Paul wrote to the Thessalonians: “So that we ourselves glory in you in the churches of God for your patience and faith in all your persecutions and tribulations that ye endure: Which is a manifest token of the righteous judgment of God, that ye may be counted worthy of the kingdom of God, for which ye also suffer:” (2 Thes. 1:4-5).
Paul reaped what he had sown – as he himself subsequent to his conversion suffered persecution:
“And the word of the Lord was spreading throughout the whole region. But the Jews incited the devout women of high standing and the leading men of the city, stirred up persecution against Paul and Barnabas, and drove them out of their district.” (Acts 13:49-50).
“…my persecutions and sufferings that happened to me at Antioch, at Iconium, and at Lystra—which persecutions I endured; yet from them all the Lord rescued me.” (2 Tim. 3:11).
And so Paul learned a proper attitude toward such suffering – not an expectation that it would not ever happen again, but rather:
“For the sake of Christ, then, I am content with weaknesses, insults, hardships, persecutions, and calamities. For when I am weak, then I am strong.” (2 Cor.12:10)
What are YOUR expectations? Are they realistic based on Bible truth? Or are you living in a fairy tale bubble which one day will burst.
Does YOUR faith extend beyond the circumstances and “things” of this brief and temporary life on earth?

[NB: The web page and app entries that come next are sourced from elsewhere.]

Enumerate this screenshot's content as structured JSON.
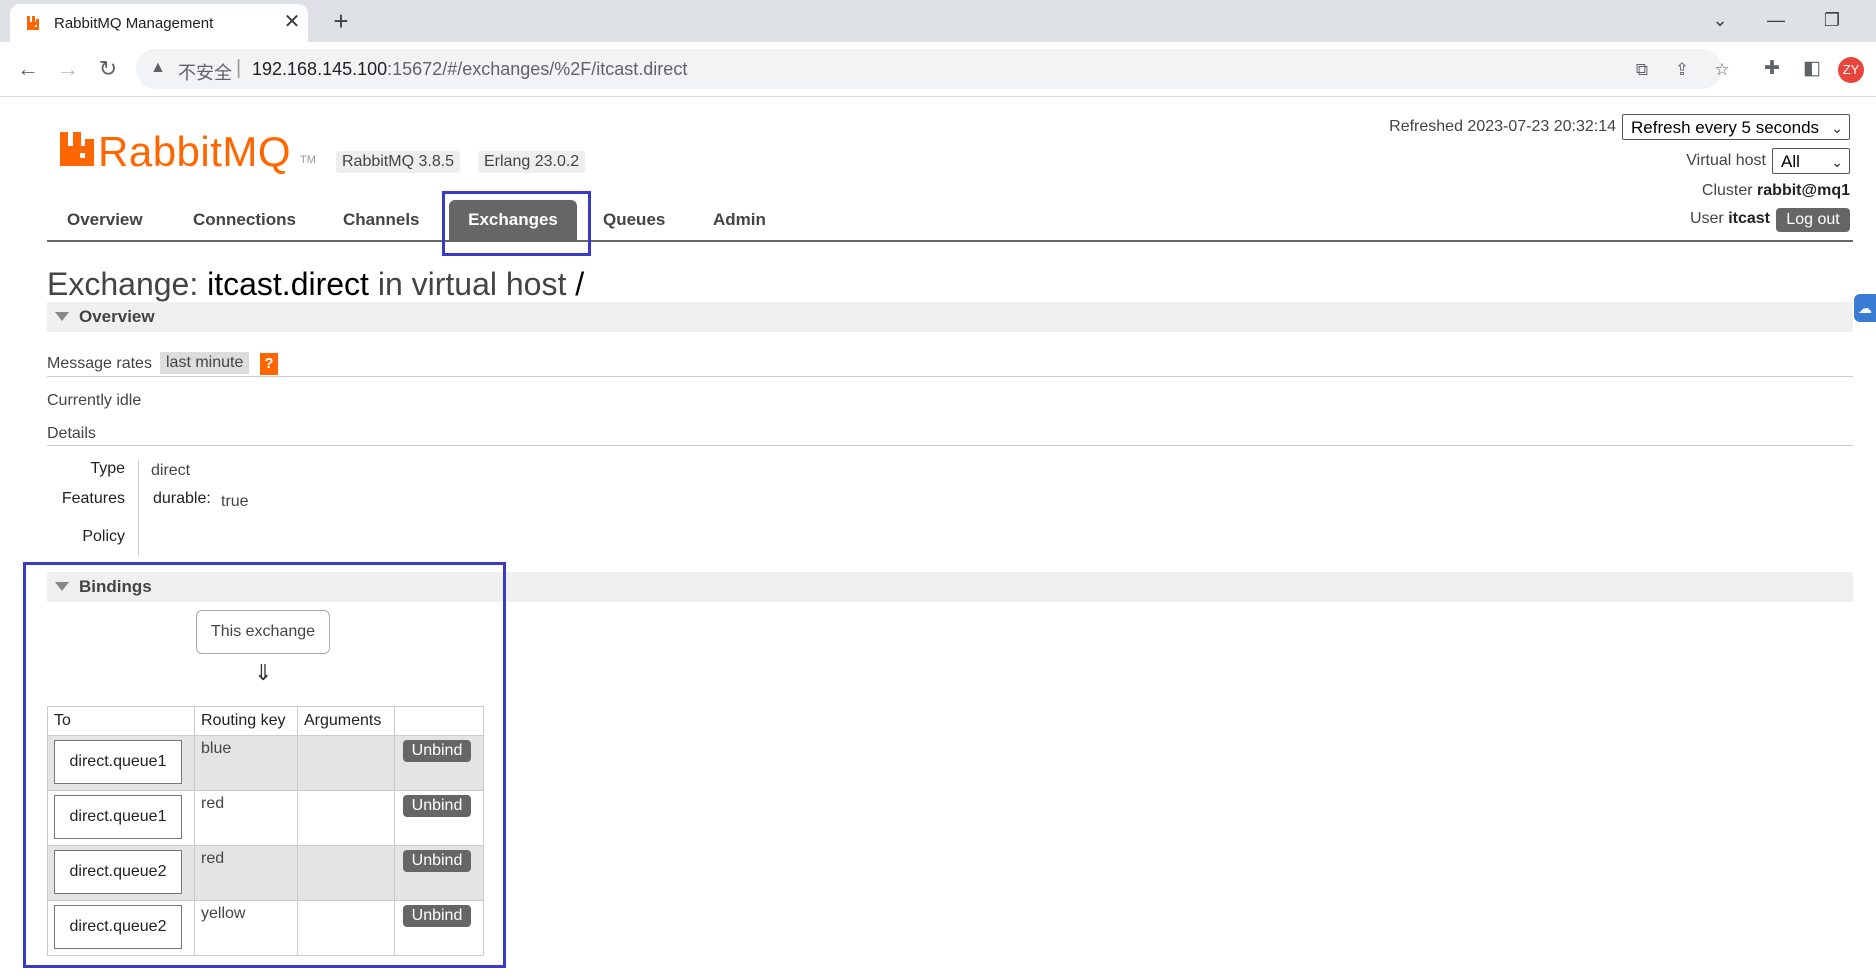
{
  "browser": {
    "tab_title": "RabbitMQ Management",
    "tab_close": "✕",
    "new_tab": "+",
    "insecure_label": "不安全",
    "url_host": "192.168.145.100",
    "url_rest": ":15672/#/exchanges/%2F/itcast.direct",
    "profile_initials": "ZY"
  },
  "header": {
    "logo_text": "RabbitMQ",
    "logo_tm": "TM",
    "rabbitmq_version": "RabbitMQ 3.8.5",
    "erlang_version": "Erlang 23.0.2",
    "refreshed_label": "Refreshed 2023-07-23 20:32:14",
    "refresh_select": "Refresh every 5 seconds",
    "vhost_label": "Virtual host",
    "vhost_select": "All",
    "cluster_label": "Cluster",
    "cluster_value": "rabbit@mq1",
    "user_label": "User",
    "user_value": "itcast",
    "logout_label": "Log out"
  },
  "nav": {
    "tabs": [
      "Overview",
      "Connections",
      "Channels",
      "Exchanges",
      "Queues",
      "Admin"
    ],
    "active": "Exchanges"
  },
  "page": {
    "title_prefix": "Exchange:",
    "exchange_name": "itcast.direct",
    "title_mid": "in virtual host",
    "vhost_name": "/"
  },
  "overview": {
    "section_title": "Overview",
    "message_rates_label": "Message rates",
    "rate_period": "last minute",
    "help": "?",
    "idle_text": "Currently idle",
    "details_label": "Details",
    "type_label": "Type",
    "type_value": "direct",
    "features_label": "Features",
    "durable_label": "durable:",
    "durable_value": "true",
    "policy_label": "Policy"
  },
  "bindings": {
    "section_title": "Bindings",
    "this_exchange": "This exchange",
    "arrow": "⇓",
    "columns": [
      "To",
      "Routing key",
      "Arguments"
    ],
    "unbind_label": "Unbind",
    "rows": [
      {
        "to": "direct.queue1",
        "routing_key": "blue",
        "arguments": ""
      },
      {
        "to": "direct.queue1",
        "routing_key": "red",
        "arguments": ""
      },
      {
        "to": "direct.queue2",
        "routing_key": "red",
        "arguments": ""
      },
      {
        "to": "direct.queue2",
        "routing_key": "yellow",
        "arguments": ""
      }
    ]
  },
  "colors": {
    "brand": "#ff6600",
    "highlight_box": "#3a3ac8",
    "tab_active": "#666666"
  }
}
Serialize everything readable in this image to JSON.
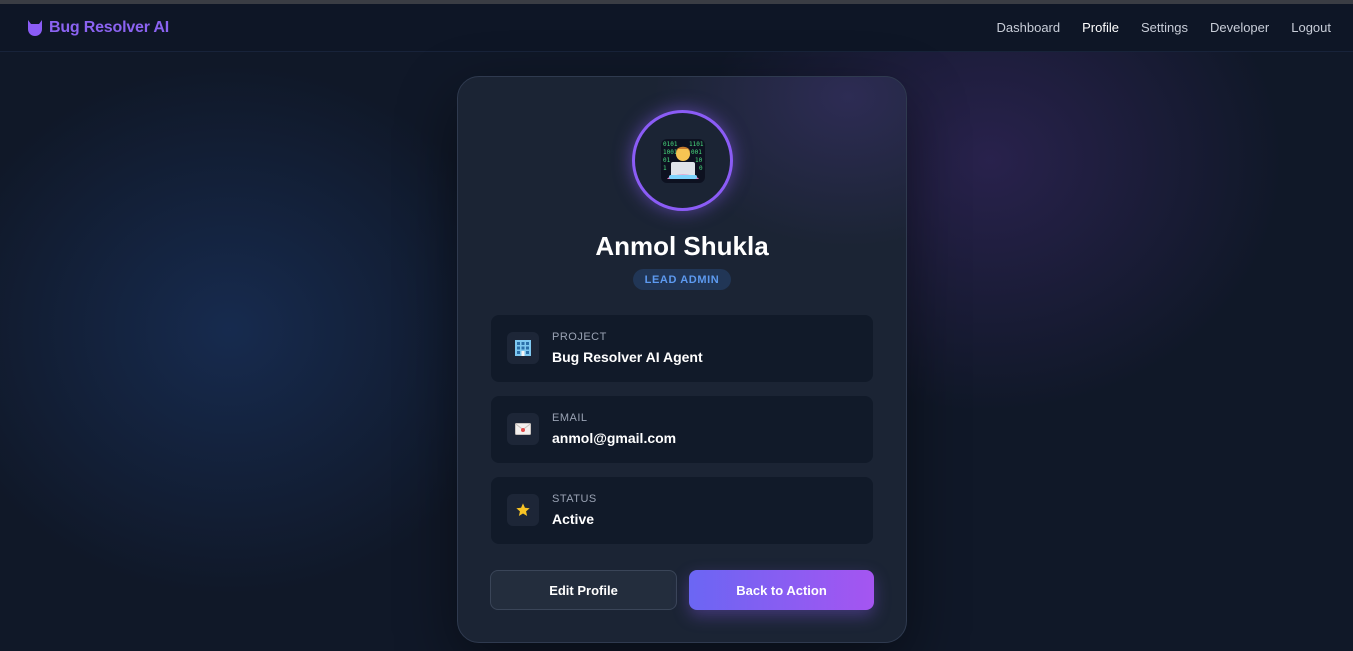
{
  "navbar": {
    "brand": "Bug Resolver AI",
    "links": [
      "Dashboard",
      "Profile",
      "Settings",
      "Developer",
      "Logout"
    ],
    "active": "Profile"
  },
  "profile": {
    "name": "Anmol Shukla",
    "role": "LEAD ADMIN",
    "avatar_icon": "technologist-icon"
  },
  "info": [
    {
      "label": "PROJECT",
      "value": "Bug Resolver AI Agent",
      "icon": "building-icon"
    },
    {
      "label": "EMAIL",
      "value": "anmol@gmail.com",
      "icon": "envelope-icon"
    },
    {
      "label": "STATUS",
      "value": "Active",
      "icon": "star-icon"
    }
  ],
  "buttons": {
    "edit": "Edit Profile",
    "back": "Back to Action"
  },
  "colors": {
    "accent": "#8b5cf6",
    "brand_text": "#8b63f1",
    "badge_text": "#5d9af0",
    "button_gradient_start": "#6b66f3",
    "button_gradient_end": "#a555f1"
  }
}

Do you believe in/trust God in ALL things? – even when you “suffer loss”? Can we say with Paul “Indeed, I count everything as loss because of the surpassing worth of knowing Christ Jesus my Lord. For his sake I have suffered the loss of all things and count them as rubbish, in order that I may gain Christ” (Philippians 3:8)
Selah – meditate on this.